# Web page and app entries
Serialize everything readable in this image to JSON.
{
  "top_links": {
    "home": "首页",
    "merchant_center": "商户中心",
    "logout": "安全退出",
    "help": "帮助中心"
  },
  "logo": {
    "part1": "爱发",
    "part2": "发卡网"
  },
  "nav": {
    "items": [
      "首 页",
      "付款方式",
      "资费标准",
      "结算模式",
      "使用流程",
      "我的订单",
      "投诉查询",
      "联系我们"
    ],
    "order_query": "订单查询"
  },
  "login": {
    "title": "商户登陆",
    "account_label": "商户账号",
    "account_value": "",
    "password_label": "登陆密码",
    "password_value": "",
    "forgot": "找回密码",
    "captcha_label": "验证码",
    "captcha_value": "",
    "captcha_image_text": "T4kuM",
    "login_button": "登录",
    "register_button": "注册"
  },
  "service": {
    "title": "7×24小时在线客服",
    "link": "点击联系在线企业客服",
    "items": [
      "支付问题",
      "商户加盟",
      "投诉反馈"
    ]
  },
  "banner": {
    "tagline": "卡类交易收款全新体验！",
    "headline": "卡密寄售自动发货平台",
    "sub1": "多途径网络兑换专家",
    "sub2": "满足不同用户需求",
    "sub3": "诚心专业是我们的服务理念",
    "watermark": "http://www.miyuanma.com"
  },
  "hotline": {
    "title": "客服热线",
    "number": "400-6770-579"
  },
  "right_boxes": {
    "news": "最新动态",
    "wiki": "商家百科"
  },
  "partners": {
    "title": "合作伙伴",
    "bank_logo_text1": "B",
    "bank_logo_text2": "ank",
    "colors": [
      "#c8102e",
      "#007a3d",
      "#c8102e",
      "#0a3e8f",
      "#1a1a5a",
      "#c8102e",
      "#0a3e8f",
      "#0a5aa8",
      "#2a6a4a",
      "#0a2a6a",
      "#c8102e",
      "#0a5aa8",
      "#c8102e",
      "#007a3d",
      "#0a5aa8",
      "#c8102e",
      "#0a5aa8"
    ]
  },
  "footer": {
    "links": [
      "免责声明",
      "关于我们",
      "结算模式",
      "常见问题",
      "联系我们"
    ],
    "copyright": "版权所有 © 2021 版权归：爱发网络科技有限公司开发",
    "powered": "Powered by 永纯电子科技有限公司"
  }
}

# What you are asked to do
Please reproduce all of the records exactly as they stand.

# Written reply
Serialize everything readable in this image to JSON.
{
  "top_links": {
    "home": "首页",
    "merchant_center": "商户中心",
    "logout": "安全退出",
    "help": "帮助中心"
  },
  "logo": {
    "part1": "爱发",
    "part2": "发卡网"
  },
  "nav": {
    "items": [
      "首 页",
      "付款方式",
      "资费标准",
      "结算模式",
      "使用流程",
      "我的订单",
      "投诉查询",
      "联系我们"
    ],
    "order_query": "订单查询"
  },
  "login": {
    "title": "商户登陆",
    "account_label": "商户账号",
    "account_value": "",
    "password_label": "登陆密码",
    "password_value": "",
    "forgot": "找回密码",
    "captcha_label": "验证码",
    "captcha_value": "",
    "captcha_image_text": "T4kuM",
    "login_button": "登录",
    "register_button": "注册"
  },
  "service": {
    "title": "7×24小时在线客服",
    "link": "点击联系在线企业客服",
    "items": [
      "支付问题",
      "商户加盟",
      "投诉反馈"
    ]
  },
  "banner": {
    "tagline": "卡类交易收款全新体验！",
    "headline": "卡密寄售自动发货平台",
    "sub1": "多途径网络兑换专家",
    "sub2": "满足不同用户需求",
    "sub3": "诚心专业是我们的服务理念",
    "watermark": "http://www.miyuanma.com"
  },
  "hotline": {
    "title": "客服热线",
    "number": "400-6770-579"
  },
  "right_boxes": {
    "news": "最新动态",
    "wiki": "商家百科"
  },
  "partners": {
    "title": "合作伙伴",
    "bank_logo_text1": "B",
    "bank_logo_text2": "ank",
    "colors": [
      "#c8102e",
      "#007a3d",
      "#c8102e",
      "#0a3e8f",
      "#1a1a5a",
      "#c8102e",
      "#0a3e8f",
      "#0a5aa8",
      "#2a6a4a",
      "#0a2a6a",
      "#c8102e",
      "#0a5aa8",
      "#c8102e",
      "#007a3d",
      "#0a5aa8",
      "#c8102e",
      "#0a5aa8"
    ]
  },
  "footer": {
    "links": [
      "免责声明",
      "关于我们",
      "结算模式",
      "常见问题",
      "联系我们"
    ],
    "copyright": "版权所有 © 2021 版权归：爱发网络科技有限公司开发",
    "powered": "Powered by 永纯电子科技有限公司"
  }
}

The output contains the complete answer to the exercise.